### Task instructions
Check every line of the data below for the word "text". Copy the ones that have it.

### Information shown

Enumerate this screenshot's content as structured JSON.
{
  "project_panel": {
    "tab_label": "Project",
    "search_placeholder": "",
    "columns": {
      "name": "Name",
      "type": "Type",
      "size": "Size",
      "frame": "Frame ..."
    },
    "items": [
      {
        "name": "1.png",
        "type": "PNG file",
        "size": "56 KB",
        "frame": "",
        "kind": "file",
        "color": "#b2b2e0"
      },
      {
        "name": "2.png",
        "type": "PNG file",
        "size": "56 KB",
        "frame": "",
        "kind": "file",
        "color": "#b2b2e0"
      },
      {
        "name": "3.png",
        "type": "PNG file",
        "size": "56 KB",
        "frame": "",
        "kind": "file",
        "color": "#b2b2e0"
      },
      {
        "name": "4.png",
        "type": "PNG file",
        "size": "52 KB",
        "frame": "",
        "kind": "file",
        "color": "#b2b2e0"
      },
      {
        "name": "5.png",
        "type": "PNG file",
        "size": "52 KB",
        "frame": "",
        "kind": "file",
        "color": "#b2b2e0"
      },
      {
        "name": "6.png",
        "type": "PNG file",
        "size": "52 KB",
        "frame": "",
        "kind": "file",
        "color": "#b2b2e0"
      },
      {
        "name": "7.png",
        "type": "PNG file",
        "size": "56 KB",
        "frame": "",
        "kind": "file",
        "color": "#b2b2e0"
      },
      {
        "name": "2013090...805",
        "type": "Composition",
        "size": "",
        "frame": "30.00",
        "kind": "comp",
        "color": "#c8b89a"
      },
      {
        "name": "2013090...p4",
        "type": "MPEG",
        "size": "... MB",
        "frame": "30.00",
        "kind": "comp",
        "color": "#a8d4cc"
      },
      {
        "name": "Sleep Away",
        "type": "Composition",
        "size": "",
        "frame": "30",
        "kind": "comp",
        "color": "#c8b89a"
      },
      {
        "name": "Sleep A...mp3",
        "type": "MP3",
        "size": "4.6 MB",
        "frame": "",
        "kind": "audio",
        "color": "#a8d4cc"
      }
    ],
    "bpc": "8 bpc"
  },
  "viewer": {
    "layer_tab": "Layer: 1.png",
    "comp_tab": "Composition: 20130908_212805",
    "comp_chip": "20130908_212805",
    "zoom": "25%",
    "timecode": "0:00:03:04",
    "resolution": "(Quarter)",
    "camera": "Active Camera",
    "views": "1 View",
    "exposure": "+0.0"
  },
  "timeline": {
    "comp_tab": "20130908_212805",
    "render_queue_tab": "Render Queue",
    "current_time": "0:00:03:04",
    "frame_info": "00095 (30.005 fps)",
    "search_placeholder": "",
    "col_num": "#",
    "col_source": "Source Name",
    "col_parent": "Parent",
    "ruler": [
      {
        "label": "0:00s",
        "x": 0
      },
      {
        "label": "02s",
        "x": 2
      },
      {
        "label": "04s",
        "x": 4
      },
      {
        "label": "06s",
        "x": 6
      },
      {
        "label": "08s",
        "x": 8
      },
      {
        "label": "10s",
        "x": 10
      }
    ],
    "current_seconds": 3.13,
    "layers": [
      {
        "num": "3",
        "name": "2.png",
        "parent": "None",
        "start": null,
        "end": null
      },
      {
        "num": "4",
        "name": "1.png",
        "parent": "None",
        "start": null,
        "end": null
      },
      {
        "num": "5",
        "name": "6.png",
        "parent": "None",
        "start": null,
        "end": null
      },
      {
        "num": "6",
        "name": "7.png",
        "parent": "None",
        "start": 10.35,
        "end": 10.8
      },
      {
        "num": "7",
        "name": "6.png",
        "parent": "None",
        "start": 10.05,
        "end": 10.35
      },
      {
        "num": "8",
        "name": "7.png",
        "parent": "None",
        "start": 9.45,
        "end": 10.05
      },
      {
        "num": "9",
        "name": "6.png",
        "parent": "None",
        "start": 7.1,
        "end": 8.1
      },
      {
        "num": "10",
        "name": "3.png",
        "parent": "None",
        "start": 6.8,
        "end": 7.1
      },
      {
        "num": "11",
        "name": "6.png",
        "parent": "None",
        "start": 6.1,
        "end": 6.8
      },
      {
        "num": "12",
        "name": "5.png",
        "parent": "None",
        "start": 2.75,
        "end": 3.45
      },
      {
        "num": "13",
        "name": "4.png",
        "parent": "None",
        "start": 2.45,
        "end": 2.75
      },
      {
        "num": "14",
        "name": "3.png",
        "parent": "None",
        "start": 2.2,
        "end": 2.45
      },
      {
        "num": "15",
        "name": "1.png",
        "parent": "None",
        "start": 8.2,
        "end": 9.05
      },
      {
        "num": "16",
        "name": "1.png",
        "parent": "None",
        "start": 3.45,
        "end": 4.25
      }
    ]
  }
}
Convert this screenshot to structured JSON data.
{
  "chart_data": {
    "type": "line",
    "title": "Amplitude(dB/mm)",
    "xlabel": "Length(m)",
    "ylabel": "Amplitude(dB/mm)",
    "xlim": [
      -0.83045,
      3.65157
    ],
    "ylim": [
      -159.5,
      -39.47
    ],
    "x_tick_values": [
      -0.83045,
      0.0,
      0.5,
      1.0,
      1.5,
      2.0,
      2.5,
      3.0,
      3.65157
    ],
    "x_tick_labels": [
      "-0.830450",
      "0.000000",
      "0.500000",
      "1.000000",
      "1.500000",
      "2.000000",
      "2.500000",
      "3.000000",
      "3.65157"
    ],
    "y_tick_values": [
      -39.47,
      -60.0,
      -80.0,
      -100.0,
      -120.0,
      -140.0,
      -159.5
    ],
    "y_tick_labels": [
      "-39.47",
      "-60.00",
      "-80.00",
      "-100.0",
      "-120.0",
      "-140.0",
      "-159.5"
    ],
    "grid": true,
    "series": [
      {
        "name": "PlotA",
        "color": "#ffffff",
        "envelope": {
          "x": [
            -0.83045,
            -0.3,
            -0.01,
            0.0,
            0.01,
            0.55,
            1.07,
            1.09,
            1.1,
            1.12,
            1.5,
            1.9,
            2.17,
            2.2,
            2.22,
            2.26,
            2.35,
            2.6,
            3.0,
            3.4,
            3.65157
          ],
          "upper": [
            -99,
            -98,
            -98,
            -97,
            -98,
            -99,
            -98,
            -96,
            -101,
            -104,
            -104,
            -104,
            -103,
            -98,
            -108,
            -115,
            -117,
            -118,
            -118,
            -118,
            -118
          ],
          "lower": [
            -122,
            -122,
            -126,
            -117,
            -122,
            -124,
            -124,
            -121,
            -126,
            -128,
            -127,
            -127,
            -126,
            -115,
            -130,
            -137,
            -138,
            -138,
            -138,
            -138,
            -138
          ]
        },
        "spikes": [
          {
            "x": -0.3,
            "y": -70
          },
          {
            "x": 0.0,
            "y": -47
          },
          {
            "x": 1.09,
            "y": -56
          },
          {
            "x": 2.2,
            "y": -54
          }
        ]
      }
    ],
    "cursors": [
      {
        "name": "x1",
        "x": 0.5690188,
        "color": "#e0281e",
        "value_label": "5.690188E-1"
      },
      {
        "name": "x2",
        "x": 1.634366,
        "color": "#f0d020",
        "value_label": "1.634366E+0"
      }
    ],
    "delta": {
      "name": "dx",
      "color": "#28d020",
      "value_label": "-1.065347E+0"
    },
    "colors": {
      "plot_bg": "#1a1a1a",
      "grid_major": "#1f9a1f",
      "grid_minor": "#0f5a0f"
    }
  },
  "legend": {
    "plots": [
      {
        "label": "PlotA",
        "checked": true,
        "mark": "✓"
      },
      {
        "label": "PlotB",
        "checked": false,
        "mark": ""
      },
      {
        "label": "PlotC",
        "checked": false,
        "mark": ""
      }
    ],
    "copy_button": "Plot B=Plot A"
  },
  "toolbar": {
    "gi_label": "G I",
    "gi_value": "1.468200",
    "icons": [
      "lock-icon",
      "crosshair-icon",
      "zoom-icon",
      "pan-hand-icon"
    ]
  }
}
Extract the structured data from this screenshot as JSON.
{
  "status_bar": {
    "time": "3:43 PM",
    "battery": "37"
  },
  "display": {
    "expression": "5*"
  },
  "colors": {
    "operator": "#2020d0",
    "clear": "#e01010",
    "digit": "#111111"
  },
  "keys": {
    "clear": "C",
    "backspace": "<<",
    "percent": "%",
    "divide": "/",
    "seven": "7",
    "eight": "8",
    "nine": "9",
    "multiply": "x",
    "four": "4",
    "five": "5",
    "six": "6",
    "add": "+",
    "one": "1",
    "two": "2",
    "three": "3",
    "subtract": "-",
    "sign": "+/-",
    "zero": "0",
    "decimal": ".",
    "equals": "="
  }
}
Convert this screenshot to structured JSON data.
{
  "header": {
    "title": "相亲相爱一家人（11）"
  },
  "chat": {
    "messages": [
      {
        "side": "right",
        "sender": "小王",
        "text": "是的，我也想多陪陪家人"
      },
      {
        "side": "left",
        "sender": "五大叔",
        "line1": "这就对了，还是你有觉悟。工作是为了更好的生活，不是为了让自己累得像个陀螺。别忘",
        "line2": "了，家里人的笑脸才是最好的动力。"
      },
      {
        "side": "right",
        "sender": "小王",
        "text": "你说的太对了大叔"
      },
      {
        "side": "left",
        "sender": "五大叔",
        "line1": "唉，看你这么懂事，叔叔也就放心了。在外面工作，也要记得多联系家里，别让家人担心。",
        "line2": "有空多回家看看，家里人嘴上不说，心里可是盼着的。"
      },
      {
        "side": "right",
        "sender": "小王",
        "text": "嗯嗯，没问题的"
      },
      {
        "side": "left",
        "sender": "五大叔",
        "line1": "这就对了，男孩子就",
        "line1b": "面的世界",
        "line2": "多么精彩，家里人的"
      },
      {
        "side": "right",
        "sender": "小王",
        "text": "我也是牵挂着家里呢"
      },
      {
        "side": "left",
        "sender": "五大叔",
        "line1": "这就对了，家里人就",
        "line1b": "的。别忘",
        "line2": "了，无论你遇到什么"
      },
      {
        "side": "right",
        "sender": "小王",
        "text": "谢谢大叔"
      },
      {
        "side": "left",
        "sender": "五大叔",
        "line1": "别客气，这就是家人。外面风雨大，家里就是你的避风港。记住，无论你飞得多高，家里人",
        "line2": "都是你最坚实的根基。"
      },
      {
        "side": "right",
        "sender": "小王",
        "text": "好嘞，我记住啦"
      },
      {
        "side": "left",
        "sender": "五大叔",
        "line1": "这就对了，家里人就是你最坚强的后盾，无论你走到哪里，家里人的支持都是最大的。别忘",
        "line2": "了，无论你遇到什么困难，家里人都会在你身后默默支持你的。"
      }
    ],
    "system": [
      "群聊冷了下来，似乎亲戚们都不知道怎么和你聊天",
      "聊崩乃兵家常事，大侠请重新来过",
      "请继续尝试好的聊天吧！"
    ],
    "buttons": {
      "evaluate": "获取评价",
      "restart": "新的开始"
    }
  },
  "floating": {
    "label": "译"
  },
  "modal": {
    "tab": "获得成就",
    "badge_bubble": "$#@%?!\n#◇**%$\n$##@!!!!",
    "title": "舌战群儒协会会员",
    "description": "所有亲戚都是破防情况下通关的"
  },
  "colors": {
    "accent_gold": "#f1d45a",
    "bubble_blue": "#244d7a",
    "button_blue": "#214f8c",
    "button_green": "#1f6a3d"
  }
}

### Answer to this task
        "text": "是的，我也想多陪陪家人"
        "text": "你说的太对了大叔"
        "text": "嗯嗯，没问题的"
        "text": "我也是牵挂着家里呢"
        "text": "谢谢大叔"
        "text": "好嘞，我记住啦"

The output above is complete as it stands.